Research in Motion’s BlackBerry was once so compelling and addictive it was nicknamed “CrackBerry.” But with other smartphones on the rise, will it survive?
According to comScore, Research in Motion (RIMM, NASDAQ, 52 week range 12.45 – 57.32) had a smartphone market share of 13.4 percent in February, down from 16.6 percent in November. Apple held a 30.2 percent market share, and Google held 50.1 percent. On top of that, 94 percent of current iPhone users say they will continue to upgrade as newer releases come to market.
Fueling the exodus is lack of innovation, which is driving away the application developers, a big component in consumer’s decision making. It is reported that only 16 percent of application developers are “very interested” in creating apps for BlackBerrys, compared to 90 percent for Apple and 80 percent for Android.
The company also sat on its hands while relying on its dominance in the “enterprise” market (governments, banks and large corporations). It has now found that these entities are accepting iPhones and Androids, which now have enhanced security. Besides, their employees just prefer the other products.
RIMM’s new CEO Thorsten Heinz is acknowledging that there needs to be “drastic change” at the company, changing his tune from when he first came in last January and said that the company just needed to do some tweaking. He has even been quoted that a sale is a possibility but not the “main direction” at this time.
That news got a short pop in the share price, which has declined 90 percent since its 2008 highs and 74 percent over the last year. The price raise didn’t last long, as people started to think who would buy the beleaguered company. No prospects came to mind. RIMM shares were down almost another 10 percent in Tuesday’s trading, getting close to lows it hasn’t seen since 2004.

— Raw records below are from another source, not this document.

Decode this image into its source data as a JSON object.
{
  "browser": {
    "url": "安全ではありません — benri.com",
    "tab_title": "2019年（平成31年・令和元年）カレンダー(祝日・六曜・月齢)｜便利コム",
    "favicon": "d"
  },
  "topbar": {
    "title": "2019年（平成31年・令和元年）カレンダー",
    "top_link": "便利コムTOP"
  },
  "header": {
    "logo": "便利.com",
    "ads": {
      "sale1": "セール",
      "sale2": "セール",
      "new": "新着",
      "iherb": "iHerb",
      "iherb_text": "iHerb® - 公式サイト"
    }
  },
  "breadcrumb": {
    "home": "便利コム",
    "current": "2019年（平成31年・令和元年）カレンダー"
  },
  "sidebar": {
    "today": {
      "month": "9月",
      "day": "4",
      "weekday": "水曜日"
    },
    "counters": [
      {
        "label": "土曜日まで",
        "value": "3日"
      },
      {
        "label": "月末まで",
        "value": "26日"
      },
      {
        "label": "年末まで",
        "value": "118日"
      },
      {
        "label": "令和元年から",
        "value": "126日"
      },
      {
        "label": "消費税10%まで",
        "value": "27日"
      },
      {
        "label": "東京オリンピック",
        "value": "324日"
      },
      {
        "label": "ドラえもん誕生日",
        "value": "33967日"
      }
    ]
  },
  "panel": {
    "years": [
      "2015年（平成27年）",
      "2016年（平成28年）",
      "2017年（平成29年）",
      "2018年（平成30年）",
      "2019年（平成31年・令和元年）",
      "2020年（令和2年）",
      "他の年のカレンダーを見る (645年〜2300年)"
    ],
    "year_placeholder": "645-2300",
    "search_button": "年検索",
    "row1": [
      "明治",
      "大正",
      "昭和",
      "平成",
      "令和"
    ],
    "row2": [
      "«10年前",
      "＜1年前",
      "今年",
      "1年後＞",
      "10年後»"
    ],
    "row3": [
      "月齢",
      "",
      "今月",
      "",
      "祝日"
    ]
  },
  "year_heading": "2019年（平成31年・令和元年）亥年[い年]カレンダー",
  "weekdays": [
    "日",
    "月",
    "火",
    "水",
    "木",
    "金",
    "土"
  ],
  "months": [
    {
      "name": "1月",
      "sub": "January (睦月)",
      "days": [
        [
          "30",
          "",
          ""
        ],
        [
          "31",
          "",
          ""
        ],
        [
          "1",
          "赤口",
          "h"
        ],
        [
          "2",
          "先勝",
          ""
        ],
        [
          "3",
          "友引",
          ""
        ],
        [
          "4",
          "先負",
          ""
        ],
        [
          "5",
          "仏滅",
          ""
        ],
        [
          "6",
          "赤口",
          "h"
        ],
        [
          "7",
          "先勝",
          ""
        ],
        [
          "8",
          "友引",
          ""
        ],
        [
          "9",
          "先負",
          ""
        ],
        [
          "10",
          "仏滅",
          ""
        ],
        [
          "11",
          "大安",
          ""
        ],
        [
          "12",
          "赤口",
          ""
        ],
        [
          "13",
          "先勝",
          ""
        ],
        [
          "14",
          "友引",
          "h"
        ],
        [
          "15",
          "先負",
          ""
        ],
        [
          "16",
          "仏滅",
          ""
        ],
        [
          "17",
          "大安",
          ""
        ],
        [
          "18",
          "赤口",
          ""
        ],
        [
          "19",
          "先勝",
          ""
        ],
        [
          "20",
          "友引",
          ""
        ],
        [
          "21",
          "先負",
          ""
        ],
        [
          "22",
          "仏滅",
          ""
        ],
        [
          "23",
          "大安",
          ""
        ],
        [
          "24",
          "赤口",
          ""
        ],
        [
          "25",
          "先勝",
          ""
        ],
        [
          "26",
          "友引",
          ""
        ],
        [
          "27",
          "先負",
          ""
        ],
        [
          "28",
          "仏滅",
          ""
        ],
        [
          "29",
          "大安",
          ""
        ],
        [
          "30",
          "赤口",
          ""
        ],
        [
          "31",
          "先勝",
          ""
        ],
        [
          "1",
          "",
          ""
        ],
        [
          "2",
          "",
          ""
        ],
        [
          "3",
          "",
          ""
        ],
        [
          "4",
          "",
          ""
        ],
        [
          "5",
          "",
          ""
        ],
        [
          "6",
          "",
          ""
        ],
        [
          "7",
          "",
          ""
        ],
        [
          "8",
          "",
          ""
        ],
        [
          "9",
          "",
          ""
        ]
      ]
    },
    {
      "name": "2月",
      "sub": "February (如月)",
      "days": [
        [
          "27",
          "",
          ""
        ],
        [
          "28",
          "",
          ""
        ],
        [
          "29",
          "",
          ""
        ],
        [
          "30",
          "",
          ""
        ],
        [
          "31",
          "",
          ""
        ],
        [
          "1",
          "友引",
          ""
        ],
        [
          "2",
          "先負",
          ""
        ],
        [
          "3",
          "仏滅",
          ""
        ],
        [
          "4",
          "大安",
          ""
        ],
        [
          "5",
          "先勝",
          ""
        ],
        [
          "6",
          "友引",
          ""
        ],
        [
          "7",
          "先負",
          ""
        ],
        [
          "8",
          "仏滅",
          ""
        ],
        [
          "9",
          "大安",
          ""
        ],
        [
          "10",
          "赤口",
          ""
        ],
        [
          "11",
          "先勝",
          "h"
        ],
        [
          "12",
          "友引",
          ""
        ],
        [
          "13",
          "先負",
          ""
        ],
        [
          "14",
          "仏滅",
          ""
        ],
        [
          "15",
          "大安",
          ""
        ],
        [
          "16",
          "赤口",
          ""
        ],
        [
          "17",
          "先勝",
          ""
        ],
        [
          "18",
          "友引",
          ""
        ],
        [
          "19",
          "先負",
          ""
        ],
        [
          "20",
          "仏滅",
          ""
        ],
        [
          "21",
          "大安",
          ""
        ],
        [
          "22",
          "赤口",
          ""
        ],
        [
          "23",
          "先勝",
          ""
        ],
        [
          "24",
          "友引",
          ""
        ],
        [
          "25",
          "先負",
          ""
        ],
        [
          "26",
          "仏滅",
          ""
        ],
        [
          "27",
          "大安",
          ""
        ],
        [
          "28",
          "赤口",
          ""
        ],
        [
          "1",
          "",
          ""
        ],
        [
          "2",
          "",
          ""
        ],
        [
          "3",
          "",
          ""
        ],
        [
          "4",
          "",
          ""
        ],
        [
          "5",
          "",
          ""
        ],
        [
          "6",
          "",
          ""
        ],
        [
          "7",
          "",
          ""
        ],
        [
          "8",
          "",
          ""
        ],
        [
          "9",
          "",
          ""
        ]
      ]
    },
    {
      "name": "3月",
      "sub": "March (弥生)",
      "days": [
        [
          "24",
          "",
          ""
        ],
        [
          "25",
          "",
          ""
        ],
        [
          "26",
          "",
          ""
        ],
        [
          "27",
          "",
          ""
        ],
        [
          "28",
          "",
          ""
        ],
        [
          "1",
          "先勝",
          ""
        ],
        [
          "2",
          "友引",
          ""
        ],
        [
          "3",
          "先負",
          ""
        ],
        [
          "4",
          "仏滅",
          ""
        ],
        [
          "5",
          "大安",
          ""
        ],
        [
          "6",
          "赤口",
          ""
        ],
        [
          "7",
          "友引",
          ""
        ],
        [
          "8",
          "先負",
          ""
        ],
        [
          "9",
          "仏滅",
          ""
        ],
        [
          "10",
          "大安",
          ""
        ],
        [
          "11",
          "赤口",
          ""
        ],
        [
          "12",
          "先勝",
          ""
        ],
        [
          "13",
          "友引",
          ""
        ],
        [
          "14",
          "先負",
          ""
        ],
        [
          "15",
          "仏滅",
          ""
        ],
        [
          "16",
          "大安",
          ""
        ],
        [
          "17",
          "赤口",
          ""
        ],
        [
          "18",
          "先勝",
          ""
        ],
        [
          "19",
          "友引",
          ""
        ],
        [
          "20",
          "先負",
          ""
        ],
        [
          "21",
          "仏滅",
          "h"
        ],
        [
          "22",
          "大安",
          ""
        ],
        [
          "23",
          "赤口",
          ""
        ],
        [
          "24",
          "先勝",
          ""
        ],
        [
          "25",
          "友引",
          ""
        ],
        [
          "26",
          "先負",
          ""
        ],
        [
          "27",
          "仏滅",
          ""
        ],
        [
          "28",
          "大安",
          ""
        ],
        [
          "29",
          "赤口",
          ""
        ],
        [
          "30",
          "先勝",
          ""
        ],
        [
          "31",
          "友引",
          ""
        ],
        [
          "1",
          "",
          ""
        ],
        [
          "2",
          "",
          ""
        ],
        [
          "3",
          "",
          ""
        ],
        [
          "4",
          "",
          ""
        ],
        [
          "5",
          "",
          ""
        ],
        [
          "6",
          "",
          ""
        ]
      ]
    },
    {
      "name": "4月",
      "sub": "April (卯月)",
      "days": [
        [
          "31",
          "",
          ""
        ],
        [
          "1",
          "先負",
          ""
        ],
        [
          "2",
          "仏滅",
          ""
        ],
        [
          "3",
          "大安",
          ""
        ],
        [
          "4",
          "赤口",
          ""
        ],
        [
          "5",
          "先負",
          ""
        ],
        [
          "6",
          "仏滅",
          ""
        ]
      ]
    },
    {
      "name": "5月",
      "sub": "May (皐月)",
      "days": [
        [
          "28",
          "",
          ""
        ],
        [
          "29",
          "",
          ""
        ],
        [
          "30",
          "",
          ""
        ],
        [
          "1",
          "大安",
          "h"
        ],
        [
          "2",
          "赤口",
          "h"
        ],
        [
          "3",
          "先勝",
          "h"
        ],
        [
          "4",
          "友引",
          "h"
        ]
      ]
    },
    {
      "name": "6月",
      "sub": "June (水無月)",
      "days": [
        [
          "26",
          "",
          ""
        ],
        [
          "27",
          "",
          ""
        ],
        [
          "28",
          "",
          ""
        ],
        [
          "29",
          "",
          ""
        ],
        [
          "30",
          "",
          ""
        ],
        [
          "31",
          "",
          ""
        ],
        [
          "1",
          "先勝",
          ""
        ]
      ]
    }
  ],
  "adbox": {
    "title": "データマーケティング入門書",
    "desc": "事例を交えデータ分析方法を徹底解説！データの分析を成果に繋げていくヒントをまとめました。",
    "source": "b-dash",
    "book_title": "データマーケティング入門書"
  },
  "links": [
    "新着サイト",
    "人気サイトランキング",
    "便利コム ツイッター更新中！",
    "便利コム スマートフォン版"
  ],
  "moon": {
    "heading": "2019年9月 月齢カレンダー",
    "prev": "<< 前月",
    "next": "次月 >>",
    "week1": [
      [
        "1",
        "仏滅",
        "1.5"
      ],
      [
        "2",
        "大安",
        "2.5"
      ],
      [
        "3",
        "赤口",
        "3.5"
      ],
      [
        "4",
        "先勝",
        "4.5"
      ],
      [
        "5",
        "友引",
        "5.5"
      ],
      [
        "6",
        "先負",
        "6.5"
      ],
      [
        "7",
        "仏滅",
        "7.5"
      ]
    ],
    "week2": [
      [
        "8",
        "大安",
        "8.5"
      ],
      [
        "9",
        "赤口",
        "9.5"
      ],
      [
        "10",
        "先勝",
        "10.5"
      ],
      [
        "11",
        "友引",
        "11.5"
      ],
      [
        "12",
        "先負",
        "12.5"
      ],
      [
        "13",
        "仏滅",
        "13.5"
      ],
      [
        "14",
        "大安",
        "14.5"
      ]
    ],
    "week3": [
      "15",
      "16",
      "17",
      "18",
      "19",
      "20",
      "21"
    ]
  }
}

Tuesday’s drop even came with news that RIMM would start licensing out its software to its “enterprise” customers, allowing them to use iPhones and Androids on the same BlackBerry servers. It is looking to charge $99 for the licenses and $4 a month usage, with possible discounting available. Besides not generating very much revenue, who would want to combine the two when the security component at this time is not so much of an issue?
Analyst Mike Abramsky at RBC Capital Markets sums it up that RIMM “may have lost too much momentum to recover” and “we are concerned RIMM continues to misread the market.”
Today, when you see someone using a “CrackBerry,” you have to wonder where they have been because it’s “so old school.”
By the way, iPhone 5 is expected out in June!